## The problem
For the entries that follow, report how many lines include the word "Highlight" and add nothing.

## Supplied records
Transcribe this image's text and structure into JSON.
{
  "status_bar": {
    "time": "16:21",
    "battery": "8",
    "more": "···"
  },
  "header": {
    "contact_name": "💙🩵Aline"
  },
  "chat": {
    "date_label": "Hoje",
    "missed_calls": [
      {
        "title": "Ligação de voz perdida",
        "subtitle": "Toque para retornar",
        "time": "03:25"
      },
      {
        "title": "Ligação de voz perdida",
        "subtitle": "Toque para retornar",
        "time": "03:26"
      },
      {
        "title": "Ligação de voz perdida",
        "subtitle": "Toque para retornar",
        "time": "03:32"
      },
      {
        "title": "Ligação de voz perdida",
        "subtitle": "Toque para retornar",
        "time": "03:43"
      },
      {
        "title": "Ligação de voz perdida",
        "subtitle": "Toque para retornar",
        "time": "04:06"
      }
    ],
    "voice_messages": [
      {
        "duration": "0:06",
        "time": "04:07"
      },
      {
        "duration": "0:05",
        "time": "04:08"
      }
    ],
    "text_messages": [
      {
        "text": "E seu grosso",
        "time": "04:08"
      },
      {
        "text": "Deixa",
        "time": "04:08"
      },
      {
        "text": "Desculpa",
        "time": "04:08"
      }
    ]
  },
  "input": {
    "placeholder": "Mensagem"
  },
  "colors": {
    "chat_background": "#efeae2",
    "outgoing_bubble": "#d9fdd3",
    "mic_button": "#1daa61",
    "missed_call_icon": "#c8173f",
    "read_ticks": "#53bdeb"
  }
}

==

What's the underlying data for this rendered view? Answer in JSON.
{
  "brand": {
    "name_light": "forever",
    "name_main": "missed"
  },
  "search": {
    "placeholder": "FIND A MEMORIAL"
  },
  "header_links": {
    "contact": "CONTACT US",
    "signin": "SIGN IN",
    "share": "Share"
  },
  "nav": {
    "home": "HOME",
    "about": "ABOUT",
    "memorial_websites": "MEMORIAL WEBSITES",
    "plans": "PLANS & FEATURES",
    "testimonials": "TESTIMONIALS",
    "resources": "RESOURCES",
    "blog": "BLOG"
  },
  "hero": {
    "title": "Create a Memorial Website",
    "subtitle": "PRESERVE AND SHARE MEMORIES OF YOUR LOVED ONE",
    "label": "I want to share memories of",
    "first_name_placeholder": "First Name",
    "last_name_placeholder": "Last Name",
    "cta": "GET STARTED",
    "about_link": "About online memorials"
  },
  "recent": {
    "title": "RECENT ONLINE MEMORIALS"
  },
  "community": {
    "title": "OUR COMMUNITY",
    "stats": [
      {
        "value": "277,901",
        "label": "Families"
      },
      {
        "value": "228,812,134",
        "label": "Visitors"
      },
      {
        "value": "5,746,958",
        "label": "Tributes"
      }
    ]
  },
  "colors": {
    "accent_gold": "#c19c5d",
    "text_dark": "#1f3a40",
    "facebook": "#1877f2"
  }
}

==

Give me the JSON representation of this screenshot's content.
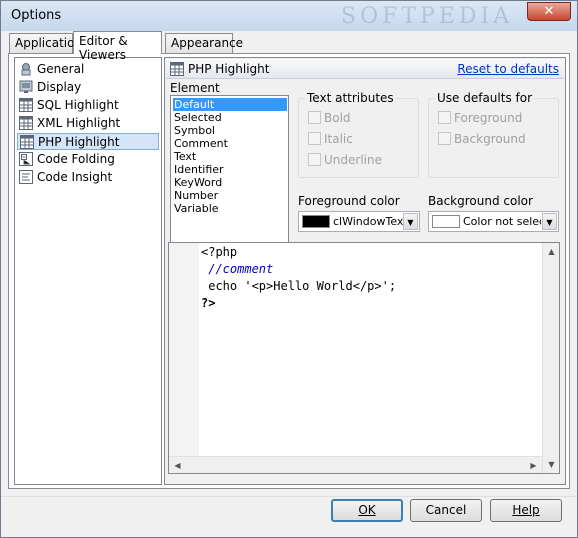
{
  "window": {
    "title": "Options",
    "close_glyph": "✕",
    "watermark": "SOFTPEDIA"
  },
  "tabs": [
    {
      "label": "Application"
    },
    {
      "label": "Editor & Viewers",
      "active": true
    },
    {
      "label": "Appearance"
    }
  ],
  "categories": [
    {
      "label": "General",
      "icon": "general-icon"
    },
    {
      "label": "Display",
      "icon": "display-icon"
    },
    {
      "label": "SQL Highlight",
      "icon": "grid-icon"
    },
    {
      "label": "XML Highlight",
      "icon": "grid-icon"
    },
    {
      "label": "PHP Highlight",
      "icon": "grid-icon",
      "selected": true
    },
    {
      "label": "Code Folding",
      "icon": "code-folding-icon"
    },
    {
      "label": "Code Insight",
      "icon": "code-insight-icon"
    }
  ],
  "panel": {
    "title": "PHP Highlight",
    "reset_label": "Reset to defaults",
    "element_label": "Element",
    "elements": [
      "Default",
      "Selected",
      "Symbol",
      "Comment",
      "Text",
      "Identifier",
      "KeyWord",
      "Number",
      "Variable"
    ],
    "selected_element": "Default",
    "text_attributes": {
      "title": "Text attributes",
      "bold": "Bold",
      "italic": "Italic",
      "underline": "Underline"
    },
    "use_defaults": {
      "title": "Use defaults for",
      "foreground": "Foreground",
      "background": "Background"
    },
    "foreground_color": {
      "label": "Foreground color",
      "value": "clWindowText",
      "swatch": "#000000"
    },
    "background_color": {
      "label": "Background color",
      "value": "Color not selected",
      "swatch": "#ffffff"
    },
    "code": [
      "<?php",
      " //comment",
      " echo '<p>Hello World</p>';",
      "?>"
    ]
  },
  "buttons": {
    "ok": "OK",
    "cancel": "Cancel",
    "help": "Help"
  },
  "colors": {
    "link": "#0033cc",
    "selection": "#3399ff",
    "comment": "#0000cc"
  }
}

## Your solution
4